This week:

3 – When will Meta care about dead teenagers?

2 – You could be anyone online. And you may not even know about it.

1 – Scamio can help you spot the scams.


 

3 – When will Meta care about dead teenagers?

“Meta revoked a job offer to a prominent cyber-intelligence analyst immediately after he criticized Instagram for failing to protect children online.”

Paul Raffile is one of the most prominent voices on LinkedIn warning about the immense scale of sextortion targeting teenagers around the world, and the growing number who have committed suicide because of these scams. [PS If you haven’t heard of how these scams work, take a look at this short interactive video published by the US National Center for Missing & Exploited Children (NCMEC)].

Paul (and many others) have been appealing to Meta to make small improvements to Instagram’s account settings and to deactivate known Instagram accounts and Facebook groups involved in this rampant crime. Here is Paul’s recent list of 6 simple things that Meta could do today to curb the surge on Instagram. And yet, Paul says that nothing is changing. For example, “when Jordan DeMay was blackmailed to suicide by a sextortion scammer on Instagram, Meta denied the police’s emergency request to turn over chat logs. That same account then went on to exploit and blackmail even more victims.”

According to this report in The Guardian, “Financial sextortion schemes have soared in the past two years, with more than 26,700 cases of underage victims reported to NCMEC in 2023 alone. According to the FBI, sextortion is the fastest-growing cybercrime in the US.”

So, what has Meta done in response to the fastest-growing cybercrime in the US? Less than nothing.

As reported by The Guardian, Meta apparently withdrew a job offer that Paul had already accepted when they heard him criticise Instagram’s lack of action.

Perhaps Meta does not have a programmer who can write the IF-THEN-ELSE statement required to make these small adjustments. But a cynic may suggest that Meta is not dealing with this because adjusting the default account settings could reduce user engagement metrics that are reported to the financial markets. In other words, reducing the risks to teenagers would impact its share price.

So what?

Meta doesn’t care about dead teenagers until the issue impacts its bottom line. So, to all the investment managers out there talking about the importance of ESG, isn’t it time to apply pressure on Meta to reconsider its role in these suicides? Or is ESG just a marketing concept while profits and growth remain the only metrics that matter?

 


 

2 – You could be anyone online. And you may not even know about it.

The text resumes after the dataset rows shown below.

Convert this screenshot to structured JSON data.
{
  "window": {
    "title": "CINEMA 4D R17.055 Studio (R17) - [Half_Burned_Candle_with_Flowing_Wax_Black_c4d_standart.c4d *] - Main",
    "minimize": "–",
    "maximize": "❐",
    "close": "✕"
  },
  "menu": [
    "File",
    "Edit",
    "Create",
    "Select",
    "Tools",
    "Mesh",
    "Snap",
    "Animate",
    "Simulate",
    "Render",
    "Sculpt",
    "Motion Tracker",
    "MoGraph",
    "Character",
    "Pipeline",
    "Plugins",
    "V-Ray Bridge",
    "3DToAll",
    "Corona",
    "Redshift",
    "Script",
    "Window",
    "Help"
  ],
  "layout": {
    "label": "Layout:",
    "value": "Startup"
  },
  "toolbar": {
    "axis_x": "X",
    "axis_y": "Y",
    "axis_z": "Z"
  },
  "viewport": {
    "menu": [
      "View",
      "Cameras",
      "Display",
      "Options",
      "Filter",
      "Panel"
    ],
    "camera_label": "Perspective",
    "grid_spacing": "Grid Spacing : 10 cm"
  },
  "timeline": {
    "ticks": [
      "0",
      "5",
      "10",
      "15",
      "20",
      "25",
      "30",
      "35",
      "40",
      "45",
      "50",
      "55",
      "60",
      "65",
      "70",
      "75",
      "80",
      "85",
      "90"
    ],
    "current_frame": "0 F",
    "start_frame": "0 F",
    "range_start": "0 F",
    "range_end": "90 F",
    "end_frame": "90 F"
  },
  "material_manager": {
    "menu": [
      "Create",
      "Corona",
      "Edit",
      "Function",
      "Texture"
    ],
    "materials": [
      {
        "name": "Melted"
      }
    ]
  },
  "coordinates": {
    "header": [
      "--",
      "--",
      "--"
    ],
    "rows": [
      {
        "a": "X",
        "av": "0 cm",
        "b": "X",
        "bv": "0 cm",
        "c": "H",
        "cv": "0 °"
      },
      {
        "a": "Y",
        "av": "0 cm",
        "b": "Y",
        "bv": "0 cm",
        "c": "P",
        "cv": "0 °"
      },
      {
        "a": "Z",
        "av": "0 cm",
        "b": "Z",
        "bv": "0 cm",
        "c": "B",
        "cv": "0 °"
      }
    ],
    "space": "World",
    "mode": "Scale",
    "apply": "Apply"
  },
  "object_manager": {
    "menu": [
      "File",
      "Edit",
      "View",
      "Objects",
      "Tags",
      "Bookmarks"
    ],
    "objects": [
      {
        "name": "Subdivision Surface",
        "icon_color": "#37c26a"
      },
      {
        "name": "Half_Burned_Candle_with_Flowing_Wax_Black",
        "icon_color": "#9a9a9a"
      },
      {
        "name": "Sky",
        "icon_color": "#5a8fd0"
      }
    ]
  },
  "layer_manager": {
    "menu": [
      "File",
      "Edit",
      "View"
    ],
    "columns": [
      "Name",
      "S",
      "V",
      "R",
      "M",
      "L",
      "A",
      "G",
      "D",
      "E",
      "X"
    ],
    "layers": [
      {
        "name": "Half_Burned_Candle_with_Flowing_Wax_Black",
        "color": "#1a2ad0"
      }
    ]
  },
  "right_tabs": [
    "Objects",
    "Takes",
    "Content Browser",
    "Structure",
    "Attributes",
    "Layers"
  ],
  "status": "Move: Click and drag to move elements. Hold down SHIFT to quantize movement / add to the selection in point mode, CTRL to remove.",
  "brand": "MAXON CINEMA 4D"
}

“I could see my face and hear my voice. But it was all very creepy, because I saw myself saying things that I never said.”

Olga Loiek is a 21-year-old Ukrainian attending college in the US. According to this article by BBC News (and shared by ASPI), Olga has seen her face appear in various videos on Chinese social media. Apparently, “these ‘girls’ were speaking in Mandarin – a language Olga had never learned. They were apparently from Russia, and talked about China-Russia friendship or advertised Russian products.” Apparently, her investigation has revealed that “more than 4,900 videos have been generated using her face.”

Where does this lead us? Well, in the article, Kayla Blomquist, a technology and geopolitics researcher at Oxford University, warns that “there is a risk of individuals being framed with artificially generated, politically sensitive content”.

So what?

If you think about this, and the DeepFaceLive video that I shared last week, it is clear that we can no longer believe anything that we see or hear online.

 


 

1 – Scamio can help you spot the scams.

“If you feel like someone may be trying to scam you, instead of playing detective, start a conversation with Scamio. You can either copy-paste the message, upload an image, send a link, or describe your situation. Scamio analyzes it and lets you know if it’s safe or not.”

This is the sales pitch for a free service recently launched by BitDefender, called Scamio.

While I think they need to reconsider the name, the service is interesting. It operates as a chatbot, so you can even interact with it through WhatsApp. If you receive a text message, link, or QR code that you are unsure about, you can paste it into a WhatsApp message and send it to your Scamio buddy. It will reply a couple of minutes later with its analysis.

I’ve tried it with the usual scams (e.g. eflow, custom charges, An Post deliveries) and it correctly explained to me why they were scams. I also tried it with some unusual but genuine messages that I received recently, and it correctly explained to me why they were probably genuine.

So what?

While we may not have strong defences against deep fake videos and Instagram scammers, Scamio may help us spot the old skool SMS and email scams.